Common sense tells you that the longer the duration of exercise, the larger the energy expenditure – the more calories you burned. The intensity of the exercise – either as a percentage of maximum endurance capacity (VO2 Max) or maximum heart rate (220-age) – determines the type and percent of energy expended – carbohydrate (muscle and liver glycogen) and adipose fat (fatty acids and glycerol).
When exercise is stopped, a process called enhanced or excess post-exercise oxygen consumption is activated – once again determined by the exercise duration and intensity. As more fat acids (FA) are expended post-exercise, as reflected in a lower respiratory exchange rate (RER), the FA expensed can go on for hours in untrained and endurance-trained people.

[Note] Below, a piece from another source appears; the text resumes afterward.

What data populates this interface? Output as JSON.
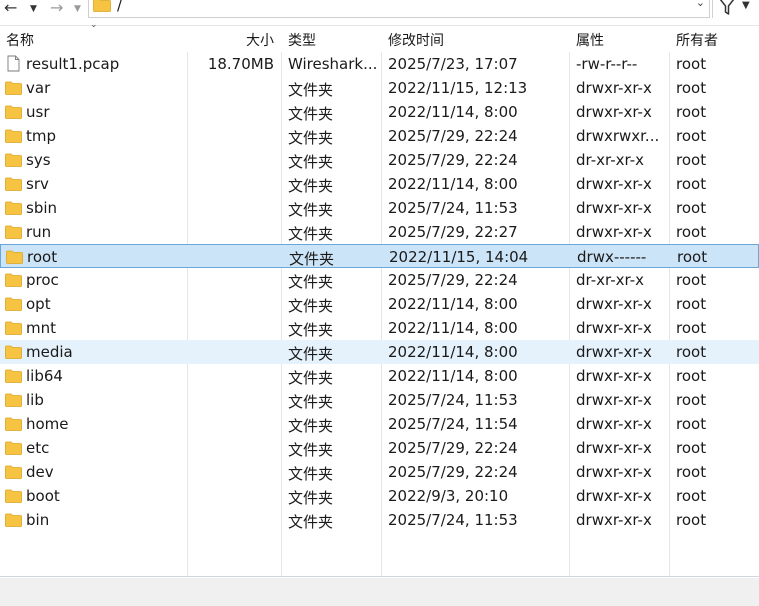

According to The Importance of Fatty Acids as Nutrients During Post-Exercise Recovery, which appeared in the March online issue of the journal Nutrients, “the peak in circulating FA concentration in the immediate recovery (first hour post-exercise) period following submaximal exercise has been suggested to be due to a delayed spill-over effect from the increased adipose tissue lipolysis (fatty acid breakdown) induced during exercise.”
As time progresses in the early recovery period, “the whole-body lipolytic rate, determined from the plasma glycerol rate of appearance, increases by up to 400% above resting values during exercise of 1 to 4 h at 40%–65% of VO2peak” – which roughly translates to 55 to 75% of max heart rate.
It’s known that circulating insulin levels can inhibit adipose tissue lipolysis (fatty acid breakdown). It’s also recognized that, “plasma insulin concentrations are decreased during exercise and remain lower in early recovery compared with pre-exercise or resting conditions until glucose or meal ingestion. Thus, a lower plasma insulin concentration can also contribute to an increased adipose tissue lipolytic rate in early recovery,” note the study authors from Denmark.
The Danish researchers comment that, “coinciding with the low RER values in early recovery, oxidation of plasma-derived FAs is increased in the first 3 hours and represents the major part of the FAs oxidized during the early recovery period.”
In a member of our advisory board’s prior hospital-affiliated weight management programs, they monitored participant’s RQ (respiratory quotient) representing the spread of energy utilization at rest and the RER during max VO2 testing to determine the optimum fat maximum zone based on a heart rate spread.
The study authors concluded by saying, “whole-body FA oxidation is increased for several hours following aerobic exercise, even with carbohydrate-rich meal intake during recovery from exercise.”
In this board member’s experience they have seen some post-menopausal (average age of 55) women and obese men with a high RQ coming into my weight management program, which signifies that over time (Rome was not built in a day) that they had become quite proficient in storing fat.
It usually took 6 weeks of combined aerobic exercise in a heart rate zone – based on testing – of 50 to 70 percent of maximum – along with circuit training (ten exercises) – just to get back to a baseline to begin to expense body fat and inches.
The solution is for you to keep moving – with a modicum of dietary controls – and to keep the system metabolically active well into old age.
Interested in reading more? Check out Targeting the Optimum Fat Burning Heart Rate Training Range